* **Required work**: Below are lines of data; count those containing the word "true" and write nothing but the number.

+-------+

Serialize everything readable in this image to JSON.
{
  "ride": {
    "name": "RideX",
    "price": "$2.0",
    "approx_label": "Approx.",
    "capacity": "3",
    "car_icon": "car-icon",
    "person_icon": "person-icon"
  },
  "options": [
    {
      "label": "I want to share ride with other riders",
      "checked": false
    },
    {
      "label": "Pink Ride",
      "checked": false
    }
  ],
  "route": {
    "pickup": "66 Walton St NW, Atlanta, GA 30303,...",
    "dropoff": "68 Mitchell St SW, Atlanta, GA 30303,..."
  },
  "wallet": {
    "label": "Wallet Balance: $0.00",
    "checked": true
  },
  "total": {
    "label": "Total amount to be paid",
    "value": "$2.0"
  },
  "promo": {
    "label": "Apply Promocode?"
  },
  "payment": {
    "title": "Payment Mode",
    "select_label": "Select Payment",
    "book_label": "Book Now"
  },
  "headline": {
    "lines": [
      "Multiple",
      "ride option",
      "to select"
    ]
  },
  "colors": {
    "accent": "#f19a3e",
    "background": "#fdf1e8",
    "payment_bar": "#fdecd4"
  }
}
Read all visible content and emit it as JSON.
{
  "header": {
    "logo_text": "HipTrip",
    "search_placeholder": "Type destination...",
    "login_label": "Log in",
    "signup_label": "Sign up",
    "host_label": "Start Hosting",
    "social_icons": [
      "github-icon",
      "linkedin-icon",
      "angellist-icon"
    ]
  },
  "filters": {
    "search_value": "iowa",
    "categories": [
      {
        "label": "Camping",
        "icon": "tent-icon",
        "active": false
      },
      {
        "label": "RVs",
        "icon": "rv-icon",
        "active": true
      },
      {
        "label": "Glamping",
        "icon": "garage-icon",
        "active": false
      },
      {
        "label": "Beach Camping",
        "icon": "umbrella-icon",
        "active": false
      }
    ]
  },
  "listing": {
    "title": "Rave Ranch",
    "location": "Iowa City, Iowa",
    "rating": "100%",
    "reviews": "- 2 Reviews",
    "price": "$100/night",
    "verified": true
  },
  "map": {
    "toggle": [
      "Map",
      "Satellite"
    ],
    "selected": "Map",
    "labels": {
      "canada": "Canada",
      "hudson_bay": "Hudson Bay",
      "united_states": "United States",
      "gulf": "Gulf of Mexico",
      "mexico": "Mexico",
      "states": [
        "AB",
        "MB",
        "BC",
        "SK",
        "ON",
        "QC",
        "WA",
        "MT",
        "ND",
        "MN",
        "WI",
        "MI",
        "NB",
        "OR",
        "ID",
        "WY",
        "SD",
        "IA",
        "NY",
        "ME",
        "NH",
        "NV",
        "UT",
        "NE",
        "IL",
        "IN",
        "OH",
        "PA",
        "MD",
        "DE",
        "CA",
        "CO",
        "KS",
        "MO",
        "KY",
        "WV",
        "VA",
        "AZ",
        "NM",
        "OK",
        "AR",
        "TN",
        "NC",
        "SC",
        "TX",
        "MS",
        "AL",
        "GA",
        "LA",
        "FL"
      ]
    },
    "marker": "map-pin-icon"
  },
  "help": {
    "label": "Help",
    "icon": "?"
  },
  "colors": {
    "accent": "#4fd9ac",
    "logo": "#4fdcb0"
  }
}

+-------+

* **Reply to the exercise**: 3